A rationalist might see this as a bad thing - a "wrong question" - and so ignore it. But a philosopher might look on this as a biscuit tin that never runs out of biscuits.
Quantum immortality seemed to work when I was imagining my consciousness as a thread running through the many worlds, one that couldn't possibly enter a world where I was dead. But if I understand rightly, consciousness is not like this, it is not epiphenominal, it is not a thread that runs through one world and not the others, it is splitting along with the world around me and the rest of my body.
So if I undergo the classic 50/50 decaying radioactive particle + gun experiment, it would seem to me that I have a 50% chance of my consciousness surviving and a 50% of it going ping out of existence when the bullet pulverises my brain.
If that even makes sense, then I've managed to understand a lot more of the quantum mechanics and zombie sequences than I thought I had.
I was hoping someone would bring up quantum immortality because that was what came to mind at the end of the post. Shooting myself in the head, on the assumption that quantum immortality will make the gun jam every time, would be a great party piece but it would certainly count as a strange strategy.
This post assumes a very positive view of humanity. It assumes that people aren't studying science in large enough numbers because the knowledge isn't exciting and attractive enough. The alternative assumption is that people aren't studying science because they're thick, or lazy, or both.

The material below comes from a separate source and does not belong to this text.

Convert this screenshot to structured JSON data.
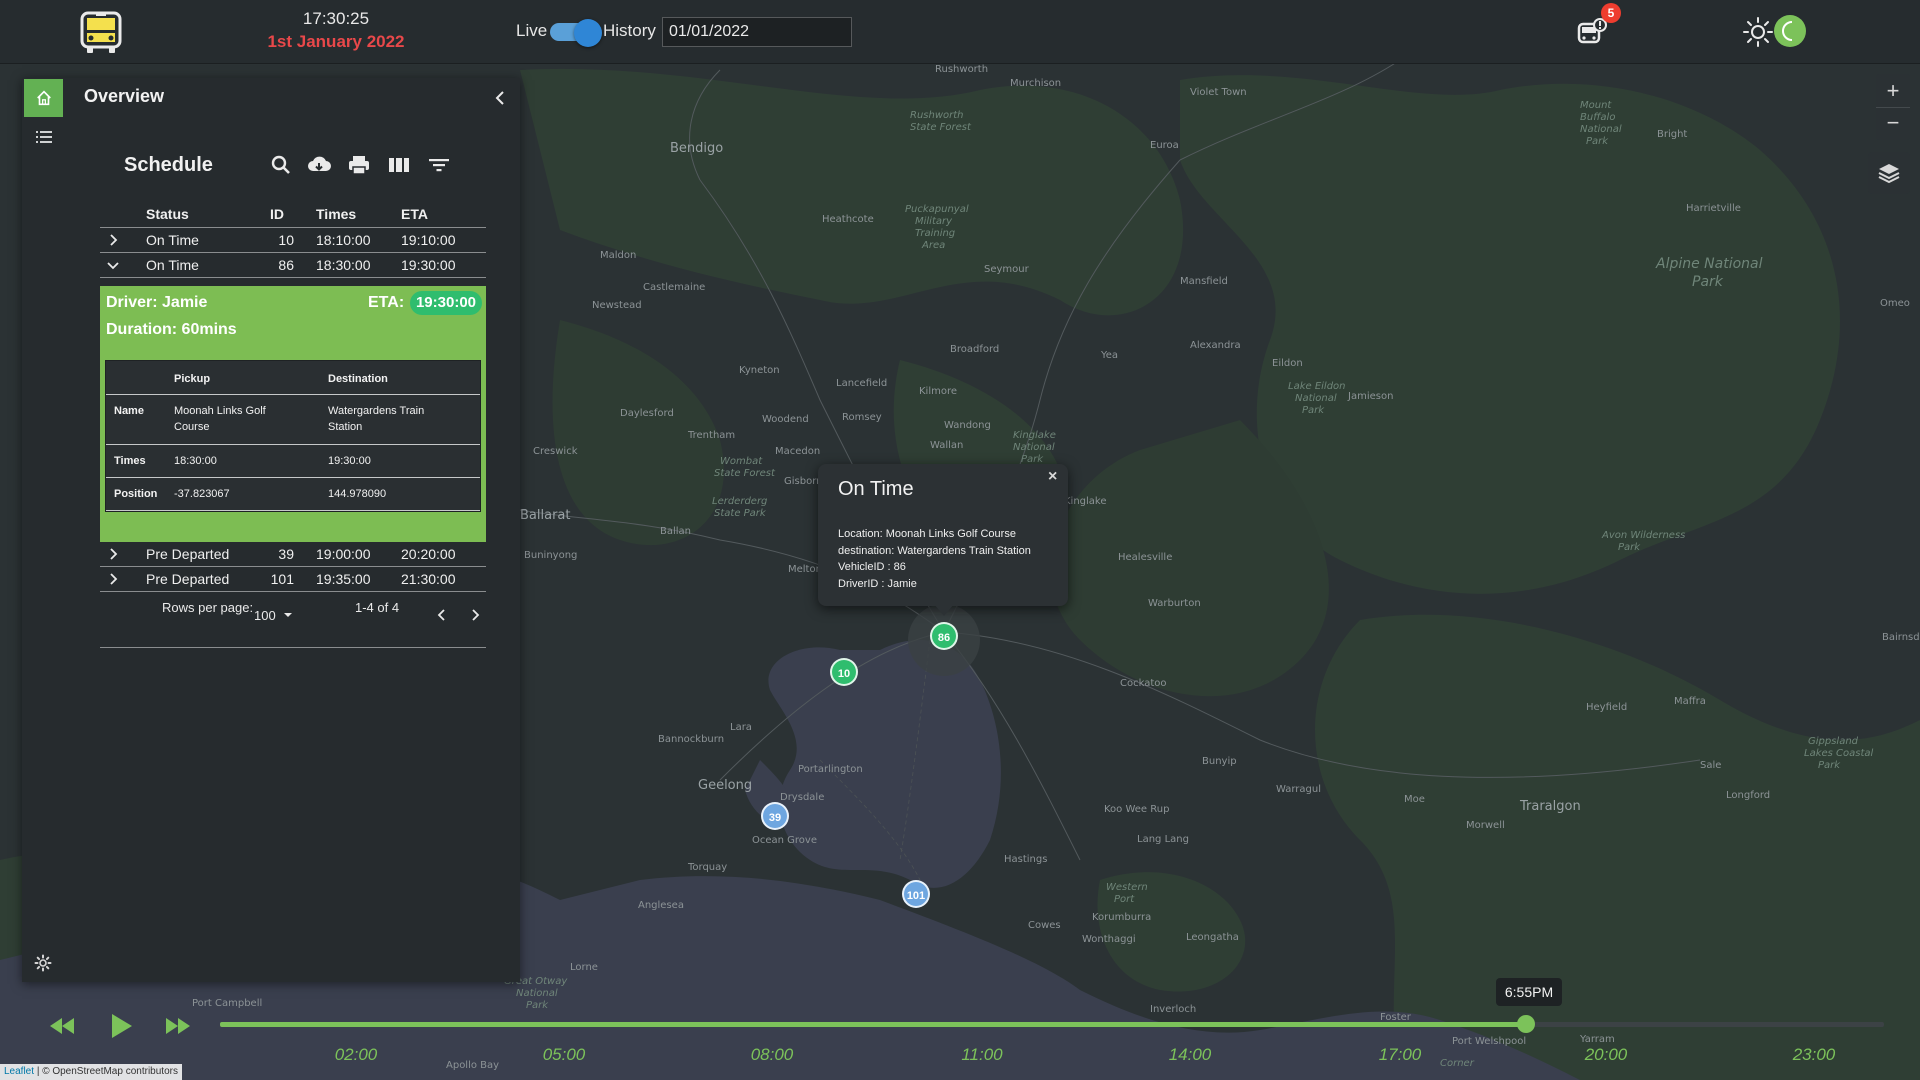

In Britain, fewer and fewer young people are choosing to study science at A-level (16-18) and university, despite the increased number of them continuing education after compulsory education ends (16). This is mainly blamed on them choosing to do new, 'soft' options, of which Media Studies is the primary scapegoat (but a Google for 'Mickey Mouse degrees' or a flick through the prospectus of a lower-order university will find plenty of others). This can't be attributed to the non-secret nature of science, because Media Studies is just as non-secret. If the open nature of science was really the problem, it would be a problem shared by every single subject from science to media studies to plumbing apprenticeships, and enrolment would be falling in every subject, not just science.
I don't actually disagree with the main point of the post - that secret knowledge is more attractive - but it wouldn't solve the problem of lack of interest in science. If science went cultish, they would see a short-term increase in interest, but then media studies academics would hide their 'knowledge' as well, and we'd be back where we started. Even if the knowledge was secret I've no doubt that most young people would consider the secret media studies knowledge more attractive than the secret science knowledge. "The chanting isn't as weird, and the robes are better, and even under those hoods you can tell the Physics cult is a total sausagefest."